However, to the contrary, trust lowers costs and speeds up processes. Let's look at a very obvious example of what happens when we move from distrust to trust: Medicare exhibits very little trust to beneficiaries, providers, and manufacturers. When a beneficiary needs a power wheelchair, he or she has to provide a litany of proof that he or she needs a wheelchair (distrust that costs Medicare – read that, tax payers – money, and slows the process). The provider who sells the wheelchair is subject to Medicare paperwork, processes, and audits (again, distrust that costs both Medicare and the provider money, while slowing down the process for the beneficiary). Then, Medicare reimbursement rates are slashed (reducing what power wheelchair technology they’ll fund), forcing manufacturers to alter their products (all of which often places beneficiaries in lesser products, decreasing independence, potentially escalating long-term healthcare costs). The result is that Medicare’s distrust in our industry ushers in a snowball effect of escalated costs and delays that effect everyone, right down to your tax-paying neighbors.

Yet, if Medicare simply used rational, “wise trust,” everyone would win – including Medicare and your tax-paying neighbors. If Medicare used a trust model and simply said, Of course a quadriplegic needs a power wheelchair, supplied by a certified provider and quality manufacturer, so here’s the approval for whatever technology is needed, administrative costs would go down, and delivery times for life-sustaining power wheelchairs would be lightning fast. I’ll say it again – trust cuts costs and speeds processes, period. (I know, you’ve just thought, But, there’s no due-diligence in such a practical, trust-based funding model! That’s irrational distrust talking. Wise trust says, He’s a quadriplegic – there shouldn’t be doubt by anyone that he needs a wheelchair – fund it, deliver it, cut the cost and save time!)

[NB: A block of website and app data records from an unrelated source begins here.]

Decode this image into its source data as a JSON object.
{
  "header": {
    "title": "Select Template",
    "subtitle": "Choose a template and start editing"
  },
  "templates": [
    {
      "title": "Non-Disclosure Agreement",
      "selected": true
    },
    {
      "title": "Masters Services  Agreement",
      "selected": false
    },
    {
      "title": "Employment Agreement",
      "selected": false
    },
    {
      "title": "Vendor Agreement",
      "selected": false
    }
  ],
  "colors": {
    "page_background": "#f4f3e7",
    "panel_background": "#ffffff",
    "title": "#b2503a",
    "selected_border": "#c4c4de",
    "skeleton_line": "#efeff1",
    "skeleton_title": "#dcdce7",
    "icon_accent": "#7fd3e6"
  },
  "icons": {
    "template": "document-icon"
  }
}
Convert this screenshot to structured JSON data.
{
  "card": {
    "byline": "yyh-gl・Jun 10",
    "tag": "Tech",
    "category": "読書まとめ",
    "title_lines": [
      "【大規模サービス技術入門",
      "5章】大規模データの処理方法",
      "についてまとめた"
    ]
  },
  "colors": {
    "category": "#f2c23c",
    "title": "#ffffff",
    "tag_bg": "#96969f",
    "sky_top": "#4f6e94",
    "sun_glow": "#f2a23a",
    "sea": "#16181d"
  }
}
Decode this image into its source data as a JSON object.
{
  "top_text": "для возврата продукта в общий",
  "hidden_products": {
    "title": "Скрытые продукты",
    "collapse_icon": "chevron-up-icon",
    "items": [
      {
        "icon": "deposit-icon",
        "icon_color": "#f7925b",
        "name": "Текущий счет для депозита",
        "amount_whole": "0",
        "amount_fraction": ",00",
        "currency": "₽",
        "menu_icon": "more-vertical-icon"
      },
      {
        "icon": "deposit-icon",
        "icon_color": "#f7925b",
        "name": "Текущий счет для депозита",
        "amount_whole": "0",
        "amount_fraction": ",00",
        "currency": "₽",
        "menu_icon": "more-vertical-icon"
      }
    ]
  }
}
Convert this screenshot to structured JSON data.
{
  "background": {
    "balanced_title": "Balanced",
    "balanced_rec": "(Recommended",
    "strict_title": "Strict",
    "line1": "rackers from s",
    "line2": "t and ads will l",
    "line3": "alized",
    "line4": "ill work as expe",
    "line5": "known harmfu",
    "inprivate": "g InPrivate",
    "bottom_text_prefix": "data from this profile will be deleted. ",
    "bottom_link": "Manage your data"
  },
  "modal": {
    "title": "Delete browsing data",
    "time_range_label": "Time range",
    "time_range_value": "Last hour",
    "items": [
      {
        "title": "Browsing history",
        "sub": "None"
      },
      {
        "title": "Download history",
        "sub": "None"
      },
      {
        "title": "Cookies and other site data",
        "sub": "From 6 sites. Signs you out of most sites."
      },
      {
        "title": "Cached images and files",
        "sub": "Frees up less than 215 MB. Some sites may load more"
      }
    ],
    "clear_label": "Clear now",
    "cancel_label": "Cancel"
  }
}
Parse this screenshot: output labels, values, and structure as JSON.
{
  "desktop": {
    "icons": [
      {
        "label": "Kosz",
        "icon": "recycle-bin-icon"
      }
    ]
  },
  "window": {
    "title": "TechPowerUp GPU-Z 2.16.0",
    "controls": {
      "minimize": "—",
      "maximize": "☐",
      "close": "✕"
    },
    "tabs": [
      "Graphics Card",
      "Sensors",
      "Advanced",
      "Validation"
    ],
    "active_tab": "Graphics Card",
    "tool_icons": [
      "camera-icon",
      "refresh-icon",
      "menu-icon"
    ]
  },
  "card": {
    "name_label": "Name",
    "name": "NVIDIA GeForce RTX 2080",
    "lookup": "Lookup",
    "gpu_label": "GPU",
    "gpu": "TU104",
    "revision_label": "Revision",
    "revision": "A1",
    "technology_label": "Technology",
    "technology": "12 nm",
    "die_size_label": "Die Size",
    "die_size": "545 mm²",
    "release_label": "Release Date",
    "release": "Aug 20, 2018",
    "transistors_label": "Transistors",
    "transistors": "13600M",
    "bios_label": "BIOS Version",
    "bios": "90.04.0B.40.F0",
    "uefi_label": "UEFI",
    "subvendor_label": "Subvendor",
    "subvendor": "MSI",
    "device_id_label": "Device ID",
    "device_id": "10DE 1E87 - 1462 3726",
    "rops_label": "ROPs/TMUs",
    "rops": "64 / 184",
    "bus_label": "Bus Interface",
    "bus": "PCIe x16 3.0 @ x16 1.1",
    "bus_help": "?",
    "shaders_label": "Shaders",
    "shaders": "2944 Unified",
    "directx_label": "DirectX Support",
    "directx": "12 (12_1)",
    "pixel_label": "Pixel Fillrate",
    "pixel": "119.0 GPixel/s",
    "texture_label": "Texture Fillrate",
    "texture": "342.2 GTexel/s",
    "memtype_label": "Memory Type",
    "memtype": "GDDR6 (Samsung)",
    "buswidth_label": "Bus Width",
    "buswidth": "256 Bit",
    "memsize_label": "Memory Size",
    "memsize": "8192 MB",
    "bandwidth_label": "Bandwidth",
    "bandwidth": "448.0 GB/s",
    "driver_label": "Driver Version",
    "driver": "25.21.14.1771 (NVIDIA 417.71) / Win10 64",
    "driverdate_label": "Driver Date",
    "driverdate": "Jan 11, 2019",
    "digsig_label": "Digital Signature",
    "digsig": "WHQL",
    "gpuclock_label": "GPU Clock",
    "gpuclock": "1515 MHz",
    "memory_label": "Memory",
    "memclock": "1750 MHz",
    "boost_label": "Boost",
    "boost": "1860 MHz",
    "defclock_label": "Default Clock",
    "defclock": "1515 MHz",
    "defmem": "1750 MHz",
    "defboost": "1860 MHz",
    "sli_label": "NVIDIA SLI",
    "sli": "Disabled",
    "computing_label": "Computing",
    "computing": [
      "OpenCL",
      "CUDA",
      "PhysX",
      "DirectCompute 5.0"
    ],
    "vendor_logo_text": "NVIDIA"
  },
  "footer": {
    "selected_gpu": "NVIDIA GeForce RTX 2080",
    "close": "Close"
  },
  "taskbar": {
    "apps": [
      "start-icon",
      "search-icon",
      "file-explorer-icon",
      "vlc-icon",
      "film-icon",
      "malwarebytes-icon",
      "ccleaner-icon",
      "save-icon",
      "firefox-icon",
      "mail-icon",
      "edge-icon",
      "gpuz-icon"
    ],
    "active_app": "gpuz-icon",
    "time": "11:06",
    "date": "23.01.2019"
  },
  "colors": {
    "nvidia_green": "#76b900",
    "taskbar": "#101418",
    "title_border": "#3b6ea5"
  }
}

In these ways, if we shift our industry from distrust to trust, we will see huge rewards. Consumers will get better products and services, faster. Insurers will save money. Providers and manufacturers will operate more efficiently. And, everyone wins. This isn’t rocket science; it’s simply rational, integrity-based economics.

Finally, the key question is, If it’s so obvious that “trust” better serves all, then how do we make the shift from the current distrust mode to a trust mode?

The answer is, it starts with each and every one of us as individuals. See, it’s best to diagnose the issue from the outside, in – which we’ve done here by analyzing the prevalence and consequences of distrust in the mobility industry. However, in order to resolve it, we must work from the inside, out. We have to individually be trustworthy and trust others. Fortunately, as I witness every day, our industry is full of trustworthy individuals. From consumers to providers to manufacturers to insurers, most individuals are remarkably trustworthy. The difficulty is in one trustworthy person not trusting another – and that’s the illogical equation that needs solving. Yet, it’s easy to solve: Let us simply start from the inside, striving to trust others.

I ask you to take time to consider your perspectives on the mobility industry, and to truly consider why you may be addressing it with a level of distrust? Maybe you’re a consumer – what real reasons do you have to distrust all in the industry? Maybe you’re a provider – what real reasons do you have to distrust all in the industry? Maybe you’re a manufacturer or an insurer or a caseworker – what real reasons do you have to distrust all in the industry? The great peacemaker, Anwar Sadat, said, “He who cannot change the very fabric of his thought will never be able to change reality, and will never, therefore, make any progress.”  We’ve been destroying our very fabric in the mobility industry with a community of baseless distrust for decades, and it’s time to strengthen it with a culture of warranted trust, creating progress.

What’s ultimately required is a shift in each of our thinking, from unnecessary defensiveness to that of humility, where trust connects us all in the noblest effort to set a higher level of belief in each other, not just for the sake of our industry, but also for the sake of ourselves. Distrust destroys, but trust builds. We’ve had enough destruction. Let us each use trust to build a better industry and life for all.

Published 2/2012, Copyright 2012,